The future of the motor industry is a hugely hot topic at the minute. With hybrid and electric vehicles being at the forefront of the battle against global warming and an emissions crisis. The world’s leading brands have come together in force to offer the same great cars, without the need for fossil fuels that cause serious harm to our environments on the whole.
What is also interesting to look at though, is how far the industry has come to get to this point. It is well documented that the invention and use of new technologies have grown exponentially over the past 100 years, and a graph would show a huge increase in the gradient at which growth has occurred year on year. With the first production vehicle launched by Ford in 1908, how far have we come in terms of what vehicles can give to their user?
Performance, design and (more so in recent years) tech have enabled us to have evermore comfortable drives around the world, and yet we still strive for more.
Performance and Reliability
As the technology that allows us to operate machinery and develop the engineering required to build performance-minded vehicles has gotten better, so have the results that follow. If we jump forward to the 1950s the average speed of vehicles being sold in America was just 13.2 mpg, a disappointing figure if you were considering purchasing a new car in the modern era.
When the ’70s came around, an oil price shock meant the world had to take note. As the cost of fueling vehicles had multiplied by such a vast amount, it meant that performance had to improve. People needed their vehicles to use the oil required in a pocket-friendly way. American Congress passed a law that doubled passenger vehicle efficiency to 27.5 mpg within ten years of 1975. Much to the appreciation of drivers at the time, manufacturers followed suit and cars in 1985 had an average mpg of 27.5.
In 2023, in a test of over 800 vehicles readily available on the global market the average speed for petrol cars is 36 mpg and diesel cars is 43 mpg. In contrast, the average UK all-electric car gets a whopping 132 MPGe.
Since its inception in 1903, registration plates have seen a vast amount of change. Back in the beginning, their sole purpose was to act as an identifier. A way to tell the difference between one vehicle and the next, each was given a unique registration. The very first style/format is now referred to as ‘dateless’. This was a regional identifier in the format of a collection of letters, followed by a random number between 1 and 4 digits in length.

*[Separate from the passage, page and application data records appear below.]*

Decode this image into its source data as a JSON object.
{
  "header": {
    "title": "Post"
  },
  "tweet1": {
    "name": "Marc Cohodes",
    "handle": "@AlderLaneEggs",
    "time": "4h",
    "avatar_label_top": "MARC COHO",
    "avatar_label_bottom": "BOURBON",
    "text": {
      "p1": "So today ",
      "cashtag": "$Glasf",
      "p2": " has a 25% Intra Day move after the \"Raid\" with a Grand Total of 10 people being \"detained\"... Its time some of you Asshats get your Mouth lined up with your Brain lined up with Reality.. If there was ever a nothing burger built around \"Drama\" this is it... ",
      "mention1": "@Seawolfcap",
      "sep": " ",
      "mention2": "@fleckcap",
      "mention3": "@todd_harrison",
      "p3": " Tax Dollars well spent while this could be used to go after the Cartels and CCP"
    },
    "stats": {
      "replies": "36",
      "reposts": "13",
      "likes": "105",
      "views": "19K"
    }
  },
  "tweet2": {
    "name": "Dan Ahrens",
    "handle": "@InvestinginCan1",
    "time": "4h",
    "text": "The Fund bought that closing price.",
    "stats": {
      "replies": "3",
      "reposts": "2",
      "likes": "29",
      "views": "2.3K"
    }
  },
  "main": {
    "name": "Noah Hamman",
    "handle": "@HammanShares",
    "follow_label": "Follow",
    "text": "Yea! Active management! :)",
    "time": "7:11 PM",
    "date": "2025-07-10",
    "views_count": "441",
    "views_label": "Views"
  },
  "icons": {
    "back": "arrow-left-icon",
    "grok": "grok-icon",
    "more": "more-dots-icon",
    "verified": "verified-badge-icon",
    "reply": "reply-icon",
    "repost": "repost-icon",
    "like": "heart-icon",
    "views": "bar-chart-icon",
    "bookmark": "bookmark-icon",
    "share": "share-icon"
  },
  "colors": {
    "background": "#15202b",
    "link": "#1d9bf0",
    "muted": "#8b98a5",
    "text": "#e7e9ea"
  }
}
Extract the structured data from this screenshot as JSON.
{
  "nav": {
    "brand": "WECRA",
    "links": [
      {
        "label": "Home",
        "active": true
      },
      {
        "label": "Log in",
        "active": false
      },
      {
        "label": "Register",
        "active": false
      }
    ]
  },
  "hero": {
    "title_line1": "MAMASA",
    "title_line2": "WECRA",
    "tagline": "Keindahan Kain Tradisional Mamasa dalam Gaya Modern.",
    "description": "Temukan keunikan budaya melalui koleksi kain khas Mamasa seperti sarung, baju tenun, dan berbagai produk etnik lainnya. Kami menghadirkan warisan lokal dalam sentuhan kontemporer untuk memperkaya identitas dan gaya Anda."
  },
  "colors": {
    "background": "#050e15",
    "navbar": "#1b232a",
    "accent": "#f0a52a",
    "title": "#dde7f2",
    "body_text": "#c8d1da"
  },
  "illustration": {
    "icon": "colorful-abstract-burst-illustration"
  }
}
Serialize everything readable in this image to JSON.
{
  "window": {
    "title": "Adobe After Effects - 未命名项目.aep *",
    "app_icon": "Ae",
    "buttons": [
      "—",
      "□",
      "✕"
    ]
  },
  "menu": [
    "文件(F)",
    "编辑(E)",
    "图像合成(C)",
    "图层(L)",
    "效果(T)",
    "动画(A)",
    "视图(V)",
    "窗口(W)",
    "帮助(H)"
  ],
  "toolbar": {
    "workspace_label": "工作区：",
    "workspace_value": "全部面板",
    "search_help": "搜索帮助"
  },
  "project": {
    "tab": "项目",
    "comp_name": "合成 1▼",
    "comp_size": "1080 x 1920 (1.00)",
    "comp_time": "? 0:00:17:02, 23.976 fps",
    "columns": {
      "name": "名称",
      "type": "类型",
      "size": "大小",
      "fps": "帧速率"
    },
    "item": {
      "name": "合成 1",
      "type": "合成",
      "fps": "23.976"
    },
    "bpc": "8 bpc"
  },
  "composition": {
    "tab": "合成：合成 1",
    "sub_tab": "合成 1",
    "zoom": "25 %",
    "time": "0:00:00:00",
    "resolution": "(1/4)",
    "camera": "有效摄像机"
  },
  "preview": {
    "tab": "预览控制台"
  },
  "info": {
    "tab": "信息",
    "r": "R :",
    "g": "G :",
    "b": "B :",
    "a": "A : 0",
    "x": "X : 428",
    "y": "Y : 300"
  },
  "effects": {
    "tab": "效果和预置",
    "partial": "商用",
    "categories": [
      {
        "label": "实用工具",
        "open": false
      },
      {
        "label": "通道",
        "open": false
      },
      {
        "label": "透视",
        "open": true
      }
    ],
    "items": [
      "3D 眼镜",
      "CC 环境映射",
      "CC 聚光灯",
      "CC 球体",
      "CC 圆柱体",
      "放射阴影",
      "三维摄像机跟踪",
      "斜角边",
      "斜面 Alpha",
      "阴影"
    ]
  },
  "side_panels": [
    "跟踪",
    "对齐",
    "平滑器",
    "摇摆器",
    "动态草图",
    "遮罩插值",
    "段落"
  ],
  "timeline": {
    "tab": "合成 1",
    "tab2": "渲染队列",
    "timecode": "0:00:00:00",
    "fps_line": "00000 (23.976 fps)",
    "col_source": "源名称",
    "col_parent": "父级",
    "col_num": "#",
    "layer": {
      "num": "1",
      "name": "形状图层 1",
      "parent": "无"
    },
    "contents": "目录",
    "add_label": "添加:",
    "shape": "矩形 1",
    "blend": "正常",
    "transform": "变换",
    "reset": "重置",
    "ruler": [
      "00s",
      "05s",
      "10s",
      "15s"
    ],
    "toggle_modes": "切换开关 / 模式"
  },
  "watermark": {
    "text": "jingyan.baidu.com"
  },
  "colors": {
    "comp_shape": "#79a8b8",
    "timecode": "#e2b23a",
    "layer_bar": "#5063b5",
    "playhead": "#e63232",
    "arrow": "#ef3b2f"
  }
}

In 1963, the combinations for new registrations had reached its limit, meaning a new format had to be created. The suffix plates that followed had the same regional identifiers, random digits, then an age identifier in the form a final letter. Each year from 1963 had a corresponding letter representing that year, with ‘I’, ‘O’, ‘Q’ ‘U’ and ‘Z’ not being used. In 1983 number plates changed again. The registration was flipped, and the age identifier led the format, with the regional identifiers being at the very end. The same letters remained unused.
It was in 2001 that we saw the development of the latest number plate format. But that isn’t the only thing that has changed. The industry had given birth to a new sector, replacement number plates (you can check more on this here: number1plates.com). This is a place in which customers are able to alter the styling and design of their registrations within certain regulations in order to give more of a unique feel.
Design and Ergonomics
The design and ergonomics of vehicles in the modern era have largely been determined by performance and comfort factors expected by the consumers in the market. With the average car in the UK in 2023 costing around the same as the average yearly salary expectations are high. These individuals want as much as possible in return for their vast investment, and understandable so.
As you would expect then, styles have also changed through the demand of the consumer. If you compared the Ford Model-T from 1908 to the Fiat 500e of today, there is barely any resemblance at all. In the early years, size and durability was a factor. Without flat road surfaces, and a huge engine to carry around, the compact hatchback of today wasn’t an option. This is why many vehicles were carriage-like in appearance.
The uneven road surface and harsh driving conditions did mean though that the rigid body and chassis had to be developed to give a smoother ride. The most luxurious cars today boast about their seamless rides and impressive suspensions, so the demand for a comfortable drive remains as strong as ever.
Technology on the interior of consumer vehicles is something that has only really been around for the past 20 years. As with a vast array of industries, the internet has allowed technology to grow into every area and create solutions for problems that we never really knew that we had. Satellite navigation and in-car wifi would have never been required in 1970 when the main issue was improving the 13 mpg efficiency.
Nowadays, self-driving vehicles are the latest flavor and demand for it is (wearily) growing. Some similar tech has been added to vehicles. With lane recognition and cruise-control crossed with automatic braking, an almost autonomous world has been built already. Google has a self-driving development sector to their business, and they have recently announced $2.25 billion in funding for their latest expedition (with even more being expected to be raised).
One of the issues surrounding the topic is the safety of such a vehicle. Advocates argue though that removing the human-error and judgment from difficult situations will significantly improve driver safety and reduce the number of incidents on the roads. Google’s initiative, called Waymo, launched in 2009, 11 years on closer though they may be, there is a long road ahead until we are manning fully autonomous cars.